__About this exercise__.
Output every record exactly and leave each picture out.
────────────────
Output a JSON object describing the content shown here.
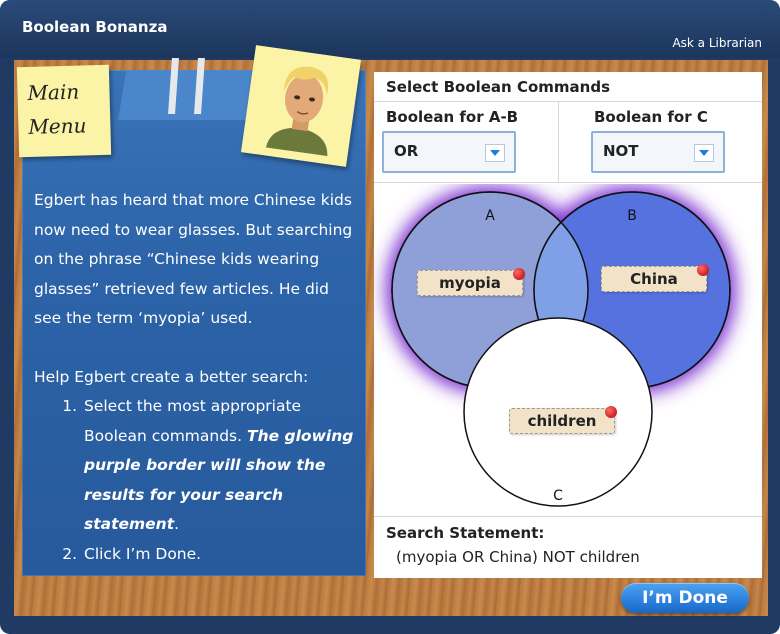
{
  "app": {
    "title": "Boolean Bonanza",
    "help_link": "Ask a Librarian"
  },
  "main_menu": {
    "line1": "Main",
    "line2": "Menu"
  },
  "scenario": {
    "paragraph": "Egbert has heard that more Chinese kids now need to wear glasses. But searching on the phrase “Chinese kids wearing glasses” retrieved few articles. He did see the term ‘myopia’ used.",
    "help_intro": "Help Egbert create a better search:",
    "step1_prefix": "Select the most appropriate Boolean commands. ",
    "step1_emphasis": "The glowing purple border will show the results for your search statement",
    "step1_suffix": ".",
    "step2": "Click I’m Done."
  },
  "commands": {
    "title": "Select Boolean Commands",
    "ab_label": "Boolean for A-B",
    "ab_value": "OR",
    "c_label": "Boolean for C",
    "c_value": "NOT"
  },
  "venn": {
    "circle_a": "A",
    "circle_b": "B",
    "circle_c": "C",
    "term_a": "myopia",
    "term_b": "China",
    "term_c": "children",
    "colors": {
      "a": "#8f9fd8",
      "b": "#5672df",
      "c": "#ffffff",
      "glow": "#7a2fd0"
    }
  },
  "search": {
    "label": "Search Statement:",
    "statement": "(myopia OR China) NOT children"
  },
  "done_button": "I’m Done"
}
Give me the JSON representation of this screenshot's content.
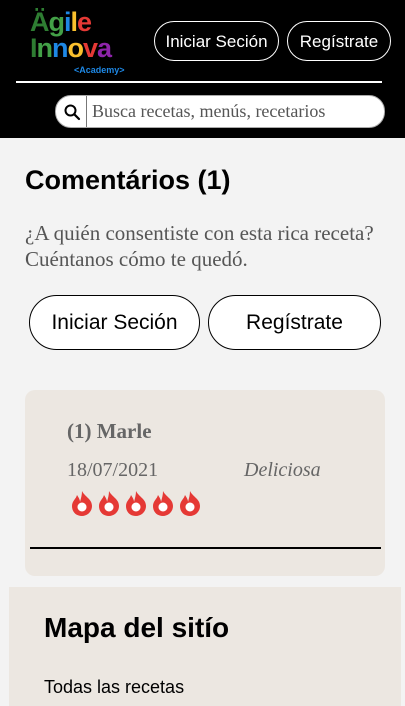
{
  "header": {
    "logo": {
      "line1": "Ägile",
      "line2": "Innova",
      "sub": "<Academy>"
    },
    "login_label": "Iniciar Seción",
    "register_label": "Regístrate",
    "search": {
      "placeholder": "Busca recetas, menús, recetarios",
      "value": ""
    }
  },
  "comments": {
    "title": "Comentários (1)",
    "prompt": "¿A quién consentiste con esta rica receta? Cuéntanos cómo te quedó.",
    "login_label": "Iniciar Seción",
    "register_label": "Regístrate",
    "items": [
      {
        "name": "(1) Marle",
        "date": "18/07/2021",
        "text": "Deliciosa",
        "rating": 5,
        "max_rating": 5
      }
    ]
  },
  "sitemap": {
    "title": "Mapa del sitío",
    "links": [
      "Todas las recetas"
    ]
  },
  "colors": {
    "header_bg": "#000000",
    "card_bg": "#ece7e1",
    "rating": "#e53935",
    "page_bg": "#f3f3f3"
  },
  "icons": {
    "search": "search-icon",
    "rating": "flame-icon"
  }
}
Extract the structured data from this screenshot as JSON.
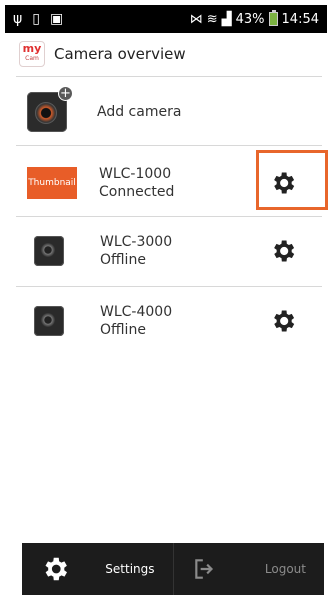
{
  "status_bar": {
    "left_icons": [
      "usb-icon",
      "notification-icon",
      "screenshot-icon"
    ],
    "battery": "43%",
    "time": "14:54",
    "icons": [
      "vibrate-icon",
      "wifi-icon",
      "signal-icon",
      "battery-icon"
    ]
  },
  "app_bar": {
    "logo_text": "my",
    "logo_sub": "Cam",
    "title": "Camera overview"
  },
  "add_camera": {
    "label": "Add camera",
    "icon": "camera-add-icon"
  },
  "cameras": [
    {
      "name": "WLC-1000",
      "status": "Connected",
      "thumbnail_label": "Thumbnail",
      "settings_icon": "gear-icon"
    },
    {
      "name": "WLC-3000",
      "status": "Offline",
      "settings_icon": "gear-icon"
    },
    {
      "name": "WLC-4000",
      "status": "Offline",
      "settings_icon": "gear-icon"
    }
  ],
  "bottom_nav": {
    "settings_label": "Settings",
    "logout_label": "Logout"
  },
  "colors": {
    "accent": "#e8662b",
    "thumbnail_bg": "#e85d28",
    "nav_bg": "#1c1c1c"
  }
}
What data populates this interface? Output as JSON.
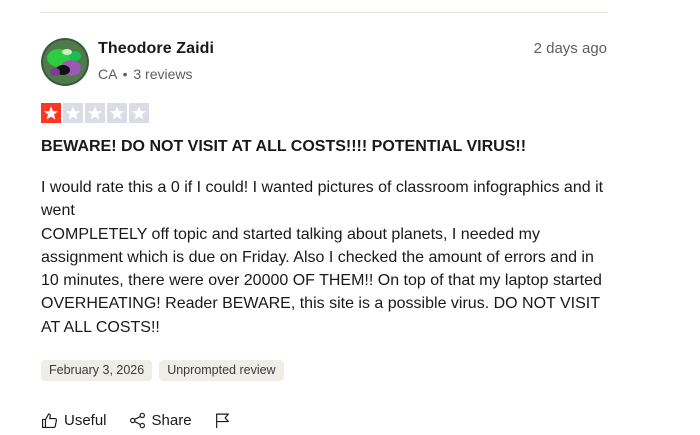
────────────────
__Answer below__.
Output a JSON object describing the content shown here.
{
  "app": {
    "title": "Boolean Bonanza",
    "help_link": "Ask a Librarian"
  },
  "main_menu": {
    "line1": "Main",
    "line2": "Menu"
  },
  "scenario": {
    "paragraph": "Egbert has heard that more Chinese kids now need to wear glasses. But searching on the phrase “Chinese kids wearing glasses” retrieved few articles. He did see the term ‘myopia’ used.",
    "help_intro": "Help Egbert create a better search:",
    "step1_prefix": "Select the most appropriate Boolean commands. ",
    "step1_emphasis": "The glowing purple border will show the results for your search statement",
    "step1_suffix": ".",
    "step2": "Click I’m Done."
  },
  "commands": {
    "title": "Select Boolean Commands",
    "ab_label": "Boolean for A-B",
    "ab_value": "OR",
    "c_label": "Boolean for C",
    "c_value": "NOT"
  },
  "venn": {
    "circle_a": "A",
    "circle_b": "B",
    "circle_c": "C",
    "term_a": "myopia",
    "term_b": "China",
    "term_c": "children",
    "colors": {
      "a": "#8f9fd8",
      "b": "#5672df",
      "c": "#ffffff",
      "glow": "#7a2fd0"
    }
  },
  "search": {
    "label": "Search Statement:",
    "statement": "(myopia OR China) NOT children"
  },
  "done_button": "I’m Done"
}
Give me the JSON representation of this screenshot's content.
{
  "header": {
    "logo": {
      "line1": "Ägile",
      "line2": "Innova",
      "sub": "<Academy>"
    },
    "login_label": "Iniciar Seción",
    "register_label": "Regístrate",
    "search": {
      "placeholder": "Busca recetas, menús, recetarios",
      "value": ""
    }
  },
  "comments": {
    "title": "Comentários (1)",
    "prompt": "¿A quién consentiste con esta rica receta? Cuéntanos cómo te quedó.",
    "login_label": "Iniciar Seción",
    "register_label": "Regístrate",
    "items": [
      {
        "name": "(1) Marle",
        "date": "18/07/2021",
        "text": "Deliciosa",
        "rating": 5,
        "max_rating": 5
      }
    ]
  },
  "sitemap": {
    "title": "Mapa del sitío",
    "links": [
      "Todas las recetas"
    ]
  },
  "colors": {
    "header_bg": "#000000",
    "card_bg": "#ece7e1",
    "rating": "#e53935",
    "page_bg": "#f3f3f3"
  },
  "icons": {
    "search": "search-icon",
    "rating": "flame-icon"
  }
}
Extract the structured data from this screenshot as JSON.
{
  "status_bar": {
    "left_icons": [
      "usb-icon",
      "notification-icon",
      "screenshot-icon"
    ],
    "battery": "43%",
    "time": "14:54",
    "icons": [
      "vibrate-icon",
      "wifi-icon",
      "signal-icon",
      "battery-icon"
    ]
  },
  "app_bar": {
    "logo_text": "my",
    "logo_sub": "Cam",
    "title": "Camera overview"
  },
  "add_camera": {
    "label": "Add camera",
    "icon": "camera-add-icon"
  },
  "cameras": [
    {
      "name": "WLC-1000",
      "status": "Connected",
      "thumbnail_label": "Thumbnail",
      "settings_icon": "gear-icon"
    },
    {
      "name": "WLC-3000",
      "status": "Offline",
      "settings_icon": "gear-icon"
    },
    {
      "name": "WLC-4000",
      "status": "Offline",
      "settings_icon": "gear-icon"
    }
  ],
  "bottom_nav": {
    "settings_label": "Settings",
    "logout_label": "Logout"
  },
  "colors": {
    "accent": "#e8662b",
    "thumbnail_bg": "#e85d28",
    "nav_bg": "#1c1c1c"
  }
}
What data populates this interface? Output as JSON.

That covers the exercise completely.